As the youngest girl in her family, Shova watched her elder sisters married off early in life. She grew up surrounded by her brothers and male cousins, socialised to respect men over women. Attracted to the discipline of the profession and following in her father and brother’s footsteps she joined the Nepal Army in 2006. At the time she was unaware of her sexuality. One year into her service she was accused of being a lesbian and then imprisoned by the Nepal Army for 45 days suffering insults and psychological torture on a daily basis. After her release, she was dismissed from service. She did not attempt to file a case against the Army for the sake of her family. Her family were shocked and furthermore did not believe she was a lesbian, mistaking this to mean she was intersex. Shova explains: “In the context of Nepal society it is very difficult to accept lesbians because in our society women are treated as second class citizens. There is double discrimination when people come to know there is a lesbian in the community. People think that it is shameful and that they will spoil the society, so they force them to get married with the opposite sex and mentally and physically torture and harass them.”
After she was dismissed, Shova knocked on the door of a local LGBTI organisation, where she was given the chance to explore and understand her sexuality in safety. Two years ago, Shova was interviewed on TV. Recognising their daughter, her parents initially reacted strongly against her speaking out about her sexuality. They forced her to split up with her partner and made her agree not to publicly broadcast her sexuality again.
Shova explains her parent’s reaction: “First of all they were confused about the definition of lesbian and they did not accept me as a lesbian. But slowly they are getting knowledge about community through different media, so they are analysing me and my behaviour and are trying to understand me”.

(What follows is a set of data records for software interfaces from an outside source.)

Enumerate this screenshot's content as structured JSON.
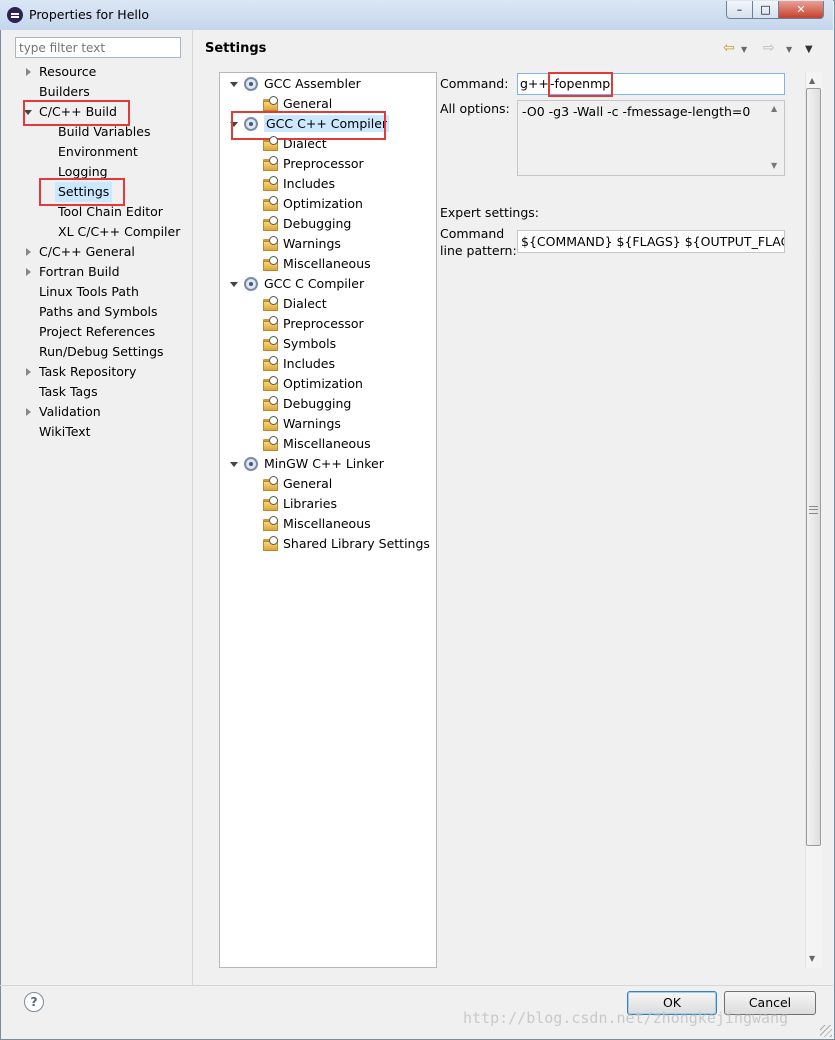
{
  "window": {
    "title": "Properties for Hello",
    "min_label": "–",
    "max_label": "□",
    "close_label": "✕"
  },
  "filter": {
    "placeholder": "type filter text"
  },
  "nav": {
    "items": [
      {
        "label": "Resource",
        "expander": "collapsed"
      },
      {
        "label": "Builders",
        "expander": "none"
      },
      {
        "label": "C/C++ Build",
        "expander": "expanded"
      },
      {
        "label": "Build Variables",
        "expander": "none"
      },
      {
        "label": "Environment",
        "expander": "none"
      },
      {
        "label": "Logging",
        "expander": "none"
      },
      {
        "label": "Settings",
        "expander": "none",
        "selected": true
      },
      {
        "label": "Tool Chain Editor",
        "expander": "none"
      },
      {
        "label": "XL C/C++ Compiler",
        "expander": "none"
      },
      {
        "label": "C/C++ General",
        "expander": "collapsed"
      },
      {
        "label": "Fortran Build",
        "expander": "collapsed"
      },
      {
        "label": "Linux Tools Path",
        "expander": "none"
      },
      {
        "label": "Paths and Symbols",
        "expander": "none"
      },
      {
        "label": "Project References",
        "expander": "none"
      },
      {
        "label": "Run/Debug Settings",
        "expander": "none"
      },
      {
        "label": "Task Repository",
        "expander": "collapsed"
      },
      {
        "label": "Task Tags",
        "expander": "none"
      },
      {
        "label": "Validation",
        "expander": "collapsed"
      },
      {
        "label": "WikiText",
        "expander": "none"
      }
    ]
  },
  "settings": {
    "title": "Settings",
    "back_icon": "back-arrow-icon",
    "forward_icon": "forward-arrow-icon",
    "menu_icon": "view-menu-icon"
  },
  "tool_tree": {
    "items": [
      {
        "label": "GCC Assembler",
        "kind": "tool"
      },
      {
        "label": "General",
        "kind": "option"
      },
      {
        "label": "GCC C++ Compiler",
        "kind": "tool",
        "selected": true
      },
      {
        "label": "Dialect",
        "kind": "option"
      },
      {
        "label": "Preprocessor",
        "kind": "option"
      },
      {
        "label": "Includes",
        "kind": "option"
      },
      {
        "label": "Optimization",
        "kind": "option"
      },
      {
        "label": "Debugging",
        "kind": "option"
      },
      {
        "label": "Warnings",
        "kind": "option"
      },
      {
        "label": "Miscellaneous",
        "kind": "option"
      },
      {
        "label": "GCC C Compiler",
        "kind": "tool"
      },
      {
        "label": "Dialect",
        "kind": "option"
      },
      {
        "label": "Preprocessor",
        "kind": "option"
      },
      {
        "label": "Symbols",
        "kind": "option"
      },
      {
        "label": "Includes",
        "kind": "option"
      },
      {
        "label": "Optimization",
        "kind": "option"
      },
      {
        "label": "Debugging",
        "kind": "option"
      },
      {
        "label": "Warnings",
        "kind": "option"
      },
      {
        "label": "Miscellaneous",
        "kind": "option"
      },
      {
        "label": "MinGW C++ Linker",
        "kind": "tool"
      },
      {
        "label": "General",
        "kind": "option"
      },
      {
        "label": "Libraries",
        "kind": "option"
      },
      {
        "label": "Miscellaneous",
        "kind": "option"
      },
      {
        "label": "Shared Library Settings",
        "kind": "option"
      }
    ]
  },
  "content": {
    "command_label": "Command:",
    "command_value": "g++",
    "command_flag": "-fopenmp",
    "all_options_label": "All options:",
    "all_options_value": "-O0 -g3 -Wall -c -fmessage-length=0",
    "expert_label": "Expert settings:",
    "cmd_pattern_label_1": "Command",
    "cmd_pattern_label_2": "line pattern:",
    "cmd_pattern_value": "${COMMAND} ${FLAGS} ${OUTPUT_FLAG} ${OUTPUT_PREFIX}${OUTPUT} ${INPUTS}"
  },
  "footer": {
    "help_label": "?",
    "ok_label": "OK",
    "cancel_label": "Cancel",
    "watermark": "http://blog.csdn.net/zhongkejingwang"
  },
  "colors": {
    "highlight": "#e03a3a",
    "selection": "#cce8ff"
  }
}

Currently she is working as an LGBTI activist for a local rights based organisation in Nepal. With MakeUp2MakeUp’s support, she has undertaken English lessons and attended a hairdressing school. She says improving her English skills has assisted her with writing of reports, documentation of cases and communicating with other agencies and people involved in her field of work. At weekends, when she returns to visit her village, she cuts and styles the hair of her family and friends, and works on magazine shoots helping out with hair and makeup.